▶ **Prompt**
Answer with a single number: the count of lines below that hold "Remove".

Web page and app entries

====

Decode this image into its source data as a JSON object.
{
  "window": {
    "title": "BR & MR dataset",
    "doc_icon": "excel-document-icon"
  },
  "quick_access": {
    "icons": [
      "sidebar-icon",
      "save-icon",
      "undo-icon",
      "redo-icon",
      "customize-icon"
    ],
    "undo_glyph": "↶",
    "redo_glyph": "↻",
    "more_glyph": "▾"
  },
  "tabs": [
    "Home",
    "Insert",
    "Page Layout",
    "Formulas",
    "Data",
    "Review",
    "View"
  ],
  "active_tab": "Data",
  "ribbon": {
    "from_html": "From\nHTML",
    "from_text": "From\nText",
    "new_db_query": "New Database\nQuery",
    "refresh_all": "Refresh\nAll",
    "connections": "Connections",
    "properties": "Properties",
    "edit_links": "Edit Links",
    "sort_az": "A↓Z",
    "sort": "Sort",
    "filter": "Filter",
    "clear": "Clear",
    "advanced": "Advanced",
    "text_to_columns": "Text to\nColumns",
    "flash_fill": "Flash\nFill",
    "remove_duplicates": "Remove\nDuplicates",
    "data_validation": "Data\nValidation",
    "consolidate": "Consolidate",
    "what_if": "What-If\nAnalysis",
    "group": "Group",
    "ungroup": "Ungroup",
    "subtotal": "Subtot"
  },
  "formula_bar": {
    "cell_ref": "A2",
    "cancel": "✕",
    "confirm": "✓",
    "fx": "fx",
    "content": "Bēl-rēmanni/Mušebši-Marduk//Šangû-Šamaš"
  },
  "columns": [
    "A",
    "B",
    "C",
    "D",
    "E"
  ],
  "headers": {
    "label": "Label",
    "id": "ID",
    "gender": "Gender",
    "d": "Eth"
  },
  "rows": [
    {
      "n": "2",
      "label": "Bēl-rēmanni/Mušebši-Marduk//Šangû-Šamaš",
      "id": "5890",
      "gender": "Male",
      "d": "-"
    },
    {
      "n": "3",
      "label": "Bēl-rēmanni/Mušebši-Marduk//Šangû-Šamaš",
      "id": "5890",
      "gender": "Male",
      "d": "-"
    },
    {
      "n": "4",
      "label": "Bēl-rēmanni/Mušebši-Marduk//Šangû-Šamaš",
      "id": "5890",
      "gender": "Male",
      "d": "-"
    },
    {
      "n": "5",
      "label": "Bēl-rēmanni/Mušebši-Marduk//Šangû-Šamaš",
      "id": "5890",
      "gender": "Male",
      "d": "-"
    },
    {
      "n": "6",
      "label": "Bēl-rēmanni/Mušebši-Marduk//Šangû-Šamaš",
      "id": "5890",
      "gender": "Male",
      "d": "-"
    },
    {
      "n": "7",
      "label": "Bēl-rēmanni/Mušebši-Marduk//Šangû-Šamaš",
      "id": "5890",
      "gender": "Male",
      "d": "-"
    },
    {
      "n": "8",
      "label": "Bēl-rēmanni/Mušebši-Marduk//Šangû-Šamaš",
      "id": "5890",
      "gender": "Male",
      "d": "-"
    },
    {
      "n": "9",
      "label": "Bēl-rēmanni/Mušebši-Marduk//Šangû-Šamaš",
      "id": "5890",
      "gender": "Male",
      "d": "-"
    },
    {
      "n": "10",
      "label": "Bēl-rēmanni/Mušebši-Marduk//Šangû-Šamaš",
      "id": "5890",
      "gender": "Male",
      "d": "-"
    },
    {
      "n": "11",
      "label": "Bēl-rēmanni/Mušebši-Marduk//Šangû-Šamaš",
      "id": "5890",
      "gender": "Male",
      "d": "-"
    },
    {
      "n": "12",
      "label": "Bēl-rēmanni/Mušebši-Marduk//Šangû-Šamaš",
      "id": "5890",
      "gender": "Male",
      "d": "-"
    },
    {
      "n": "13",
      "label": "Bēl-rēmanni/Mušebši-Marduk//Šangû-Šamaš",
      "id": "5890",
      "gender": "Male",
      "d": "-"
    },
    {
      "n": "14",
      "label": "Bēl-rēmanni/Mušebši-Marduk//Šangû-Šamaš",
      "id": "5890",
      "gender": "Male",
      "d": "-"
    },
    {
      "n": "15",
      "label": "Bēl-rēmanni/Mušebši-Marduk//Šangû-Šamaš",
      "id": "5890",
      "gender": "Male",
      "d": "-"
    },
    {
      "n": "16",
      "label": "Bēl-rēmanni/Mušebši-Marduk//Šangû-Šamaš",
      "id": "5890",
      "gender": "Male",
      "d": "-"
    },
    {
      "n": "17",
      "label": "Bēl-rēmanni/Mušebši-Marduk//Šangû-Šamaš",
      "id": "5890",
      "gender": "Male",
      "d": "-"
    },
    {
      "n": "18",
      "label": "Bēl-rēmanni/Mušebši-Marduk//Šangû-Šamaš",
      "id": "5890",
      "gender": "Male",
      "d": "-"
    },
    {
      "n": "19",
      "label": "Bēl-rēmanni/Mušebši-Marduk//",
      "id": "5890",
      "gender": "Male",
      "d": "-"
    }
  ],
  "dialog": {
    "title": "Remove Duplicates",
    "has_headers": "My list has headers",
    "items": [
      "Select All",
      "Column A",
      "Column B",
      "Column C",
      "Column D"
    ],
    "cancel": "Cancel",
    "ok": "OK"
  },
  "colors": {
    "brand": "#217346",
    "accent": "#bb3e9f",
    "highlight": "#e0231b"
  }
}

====

▶ **Completed exercise**
2